As he pondered this question with growing unease, a hum of a distinctly higher pitch became more and more audible. He scratched his neck reflexively and his hand came away damp and matted with hair that was apparently falling out. “What is it, girl? . . . What in tarnation is . . .”
The question remained unfinished. Through the driftin’ dust, he could now make out what it was that propelled the animals to such haste — say better, herded them, right on the edge of panic, toward the horse and rider.
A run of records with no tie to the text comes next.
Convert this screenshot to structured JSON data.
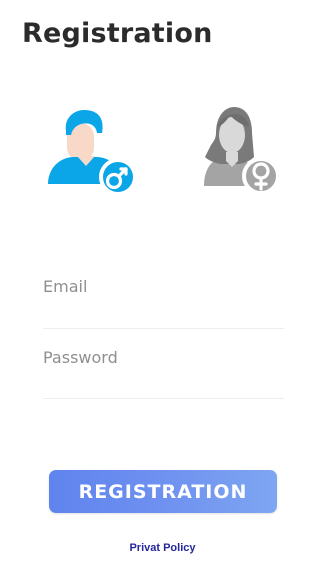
{
  "screen": {
    "title": "Registration"
  },
  "gender": {
    "male": {
      "icon": "male-avatar-icon",
      "badge_icon": "male-symbol-icon",
      "color": "#00a7e8"
    },
    "female": {
      "icon": "female-avatar-icon",
      "badge_icon": "female-symbol-icon",
      "color": "#a1a1a1"
    }
  },
  "form": {
    "email": {
      "placeholder": "Email",
      "value": ""
    },
    "password": {
      "placeholder": "Password",
      "value": ""
    },
    "submit_label": "REGISTRATION"
  },
  "footer": {
    "privacy_label": "Privat Policy",
    "link_color": "#24269a"
  },
  "theme": {
    "button_gradient_start": "#5f84ee",
    "button_gradient_end": "#7ea6f1",
    "title_color": "#2b2b2b"
  }
}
Flashin’ golden as they dipped and swerved, reflectin’ the sunlight like mirrors, came a good score or so of pie-plate shaped disks — exact duplicates, on a much smaller scale, of the one monster disk still a-hangin’ in front of ‘em. As this realization struck home, he heard a loud “whoosh”, and a blast of cool air threw a cloud of dust into his eyes. He pulled his soppin’ bandana up, over his nose and mouth and steadied the horse as it tried to rear and dance away sideways, squintin’ in the fine flying dirt. The air around him pulsed and vibrated as though a railroad train were goin’ through a tunnel, or on greased tracks, such that the normal squeals of metal-on-metal were subdued. When tears had washed tracks through the caked coat of dust down his face, Zack saw that a section of the massive, hoverin’ disk had fallen open, and was, in fact, touchin’ the ground, formin’ a golden ramp leadin’ up to a rectangular openin’. The hummin’ grew louder.
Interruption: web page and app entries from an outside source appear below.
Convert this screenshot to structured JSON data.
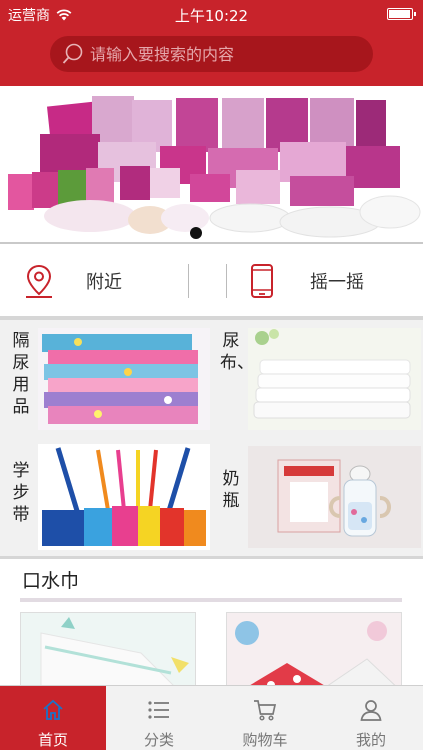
{
  "statusbar": {
    "carrier": "运营商",
    "time": "上午10:22",
    "battery_level": 0.95
  },
  "search": {
    "placeholder": "请输入要搜索的内容"
  },
  "banner": {
    "page_count": 1,
    "active_page": 1
  },
  "actions": {
    "nearby_label": "附近",
    "shake_label": "摇一摇",
    "nearby_icon": "location-pin-icon",
    "shake_icon": "phone-icon"
  },
  "categories": [
    {
      "label": "隔尿用品",
      "image": "changing-pad-image"
    },
    {
      "label": "尿布、…",
      "image": "cloth-diaper-image"
    },
    {
      "label": "学步带",
      "image": "walking-harness-image"
    },
    {
      "label": "奶瓶",
      "image": "baby-bottle-image"
    }
  ],
  "section": {
    "title": "口水巾"
  },
  "tabs": [
    {
      "label": "首页",
      "icon": "home-icon",
      "active": true
    },
    {
      "label": "分类",
      "icon": "list-icon",
      "active": false
    },
    {
      "label": "购物车",
      "icon": "cart-icon",
      "active": false
    },
    {
      "label": "我的",
      "icon": "user-icon",
      "active": false
    }
  ],
  "colors": {
    "brand_red": "#c8232b",
    "search_bg": "#a7161c",
    "tab_inactive": "#777777"
  }
}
“I’m dead, dyin’ or real bad sick,” Zack thought. “Mebbe it’s the end o’ the world. That’s it, it’s Judgement Day! I’m in deep shit now.” His mind froze at that last thought. So this was the “wheels within wheels” writ about in Ezekiel, which he vaguely remembered from childhood. He knew he shudda’ paid more attention in Bible class. He just knew his daydreamin’ would come back to haunt him someday. So this was the golden chariot of God, seen only by prophets, or madmen, or the dead. He wondered which of the categories his miserable existence fell within. Somehow, pessimistically he had no choice but to conclude, one way or another, that it had to be the last of the three alternatives.
He watched quietly now, resigned to his fate, his fear having turned into a body-and-mind dullin’ numbness; or more like he was paralyzed, the way a jackrabbit was frozen by the stare of the rattler that was about to swallow it whole. He watched, without even tryin’ to ride away, as the small disks drove those critters right up that ramp, into the insides of that thing, better’n a pack of sheepdogs doin’ their level best to impress their master. As the last deer and rangecows disappeared up that ramp, almost as an after thought, three of the small disks veered off and circled around behind Zack and ‘Belle. At first just swoopin’ at Zack like jays at a crow; and then, when he simply ducked and stared at them slack-jawed, hittin’ him with tiny lightnin’ bolts that burned him and made ‘Belle half-crazy; the pair was driven (herded - he thought again) toward and up that ramp. He leaned down, grasped her tightly around her neck, closed his eyes, gripped both of his sphincters tightly, as they seemed about to loose themselves, and tried to remember The Lord’s Prayer. “By God,” he thought, “at least I can show Him I know at least that!”, and then cringed, buryin’ his face deeper into Jezebelle’s mane as he apologized over and over again mentally as he thought of his possible blasphemy. Then, they were up the ramp and inside the thing .